This year’s Houston County “Teacher of the Year” winner Nicki Bailey, a Webb Elementary speech instructor, earned the title with a new approach to teaching speech to young students.
TAG Teach is a tool successfully used to teach surgery skills, golf lessons, gymnastics, occupational therapy, and functional skills for special education students. Bailey has been implementing the tool to teach communication, an area where data has not been studied until now.
She thought to herself, “I have these students and they need some motivation and so I’m going to use this.”
TAG, standing for “teaching with auditory guidance,” uses a device called a tagulator, which is essentially a clicker with binary settings: one click for a correct response, two clicks for an incorrect or no response.
Learning with the clicker has been proven to show more automaticity in learning skills that require muscle memory like tying your shoes or doing a back flip. Bailey is proving the usefulness of the tool in the realm of speech language pathology.
“Speech is a lot of motor memory,” Bailey said. “So, to do it with more automaticity, it just helps them and builds their self-esteem and makes them feel more confident and they’ll be out of speech quicker.”
The tagulator removes the need for constant verbal instruction and correction, and replaces it with positive auditory feedback.
Research shows that children, in other areas of study, are learning quicker and have better generalization of a skill. Bailey wants to collect data to share with her colleagues at the American Speech-Language-Hearing Association (ASHA) national conference.
“This is so exciting,” she said. “If they used this, it would help their students so much.”

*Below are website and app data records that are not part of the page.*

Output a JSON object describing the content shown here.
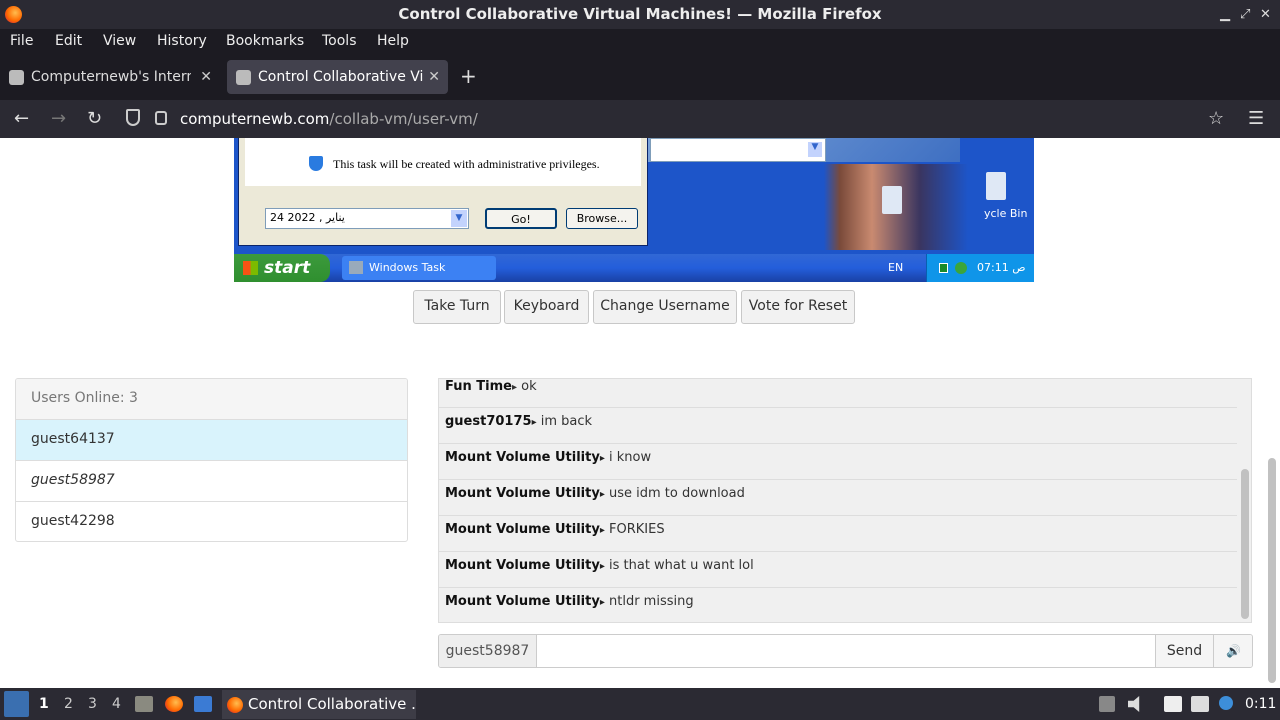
{
  "window": {
    "title": "Control Collaborative Virtual Machines! — Mozilla Firefox",
    "controls": [
      "▁",
      "⤢",
      "✕"
    ]
  },
  "menu": [
    "File",
    "Edit",
    "View",
    "History",
    "Bookmarks",
    "Tools",
    "Help"
  ],
  "tabs": [
    {
      "label": "Computernewb's Internet",
      "active": false
    },
    {
      "label": "Control Collaborative Virt",
      "active": true
    }
  ],
  "tab_close": "✕",
  "new_tab": "+",
  "nav": {
    "back": "←",
    "forward": "→",
    "reload": "↻",
    "url_domain": "computernewb.com",
    "url_path": "/collab-vm/user-vm/",
    "bookmark": "☆",
    "menu": "☰"
  },
  "vm": {
    "dialog_note": "This task will be created with administrative privileges.",
    "date_value": "24      يناير     , 2022",
    "go_button": "Go!",
    "browse_button": "Browse...",
    "recycle_label": "ycle Bin",
    "start_label": "start",
    "taskbar_item": "Windows Task Manager",
    "lang": "EN",
    "clock": "07:11 ص",
    "dropdown_arrow": "▼"
  },
  "vm_buttons": [
    "Take Turn",
    "Keyboard",
    "Change Username",
    "Vote for Reset"
  ],
  "users": {
    "header": "Users Online: 3",
    "list": [
      {
        "name": "guest64137",
        "selected": true,
        "me": false
      },
      {
        "name": "guest58987",
        "selected": false,
        "me": true
      },
      {
        "name": "guest42298",
        "selected": false,
        "me": false
      }
    ]
  },
  "chat": [
    {
      "user": "Fun Time",
      "msg": "ok"
    },
    {
      "user": "guest70175",
      "msg": "im back"
    },
    {
      "user": "Mount Volume Utility",
      "msg": "i know"
    },
    {
      "user": "Mount Volume Utility",
      "msg": "use idm to download"
    },
    {
      "user": "Mount Volume Utility",
      "msg": "FORKIES"
    },
    {
      "user": "Mount Volume Utility",
      "msg": "is that what u want lol"
    },
    {
      "user": "Mount Volume Utility",
      "msg": "ntldr missing"
    }
  ],
  "chat_sep": "▸",
  "chat_input": {
    "username": "guest58987",
    "value": "",
    "send": "Send",
    "volume": "🔊"
  },
  "taskbar": {
    "workspaces": [
      "1",
      "2",
      "3",
      "4"
    ],
    "app": "Control Collaborative ...",
    "clock": "0:11"
  }
}
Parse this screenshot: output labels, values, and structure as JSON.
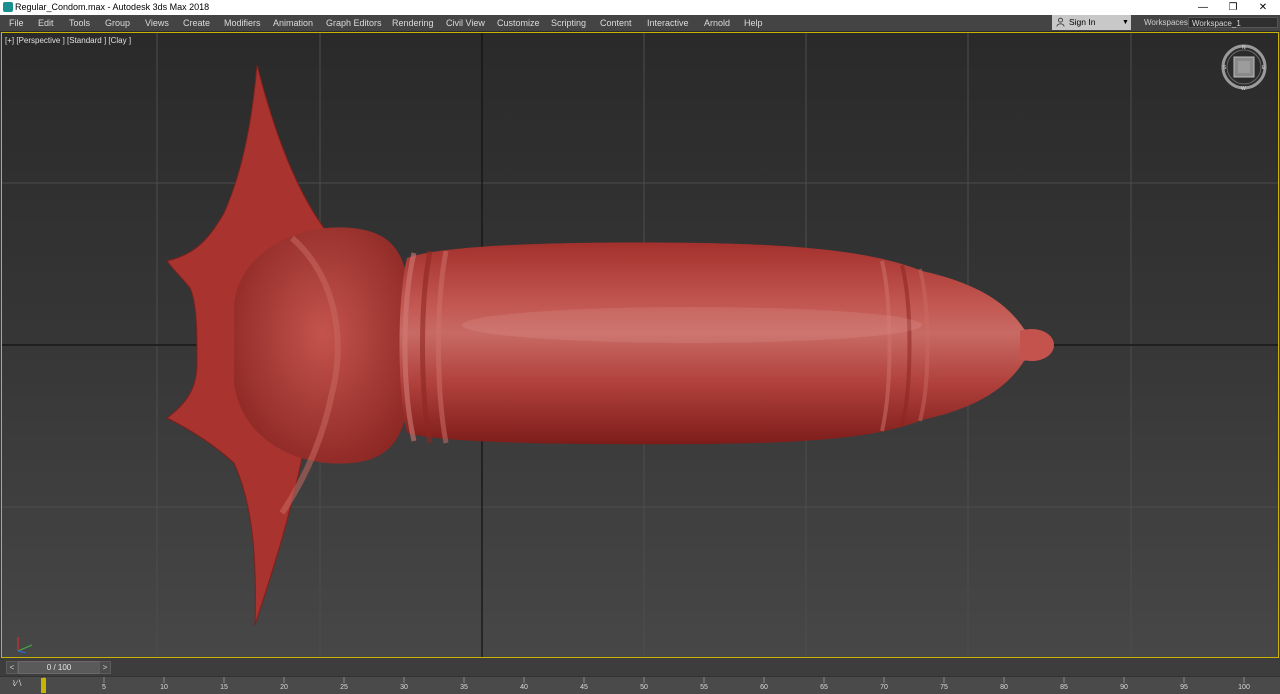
{
  "window": {
    "title": "Regular_Condom.max - Autodesk 3ds Max 2018",
    "minimize_glyph": "—",
    "restore_glyph": "❐",
    "close_glyph": "✕"
  },
  "menu": [
    "File",
    "Edit",
    "Tools",
    "Group",
    "Views",
    "Create",
    "Modifiers",
    "Animation",
    "Graph Editors",
    "Rendering",
    "Civil View",
    "Customize",
    "Scripting",
    "Content",
    "Interactive",
    "Arnold",
    "Help"
  ],
  "account": {
    "sign_in_label": "Sign In"
  },
  "workspace": {
    "label": "Workspaces:",
    "value": "Workspace_1"
  },
  "viewport": {
    "label": "[+] [Perspective ] [Standard ] [Clay ]",
    "viewcube_face": "FRONT",
    "object_color": "#c0433e",
    "accent_color": "#c8b400"
  },
  "timeline": {
    "frame_display": "0 / 100",
    "prev_glyph": "<",
    "next_glyph": ">",
    "curve_editor_label": "⌇∕∖",
    "ticks": [
      "5",
      "10",
      "15",
      "20",
      "25",
      "30",
      "35",
      "40",
      "45",
      "50",
      "55",
      "60",
      "65",
      "70",
      "75",
      "80",
      "85",
      "90",
      "95",
      "100"
    ]
  }
}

In her own speech classes, filled with mostly special education learners, she motivates students with teaching through teaching with games, use of the TAG teach system, and rewards of small pieces of candy.
Her TAG research is showing positive results and faster adoption of phonics, pronunciation, and speaking skills. She said her kids love the learning style and positive reinforcement.
Preliminary results show that without the tag, students performed more inconsistently. With the tag, students are much quicker and show consistent improvement and adoption of learning word sounds.
One student, who showed difficulty in pronouncing “double r” words -- two consecutive words with “r” sounds -- scored 66 percent without the tag. With the binary feedback, the student scored 100 percent.
Bailey is the only speech-language clinician in the state of Alabama to hold the distinguished title of ASHA Board Certified Specialist-Childhood Language Disorders.
As a child, she developed a love for teaching, often making her brothers and cousins play students in her classroom where she assigned work sheets she received from her teachers.
In college, however, she was influenced to study accounting, a generally higher-paying field of study. After three years of college, however, she switched gears to pursue her passion in elementary education. During her studies, she was exposed to speech therapy in special education and felt led by God to pursue that career path.
She earned a master’s degree and a doctorate in speech pathology from Nova Southeastern University, in Broward County, Florida, and has been teaching for 24 years in special education.
She was honored by Houston County Superintendent David Sewell at the Feb. 11 school board meeting and will represent the Houston County district, one of 10 districts, as a runner for the regional “Teacher of the Year” award.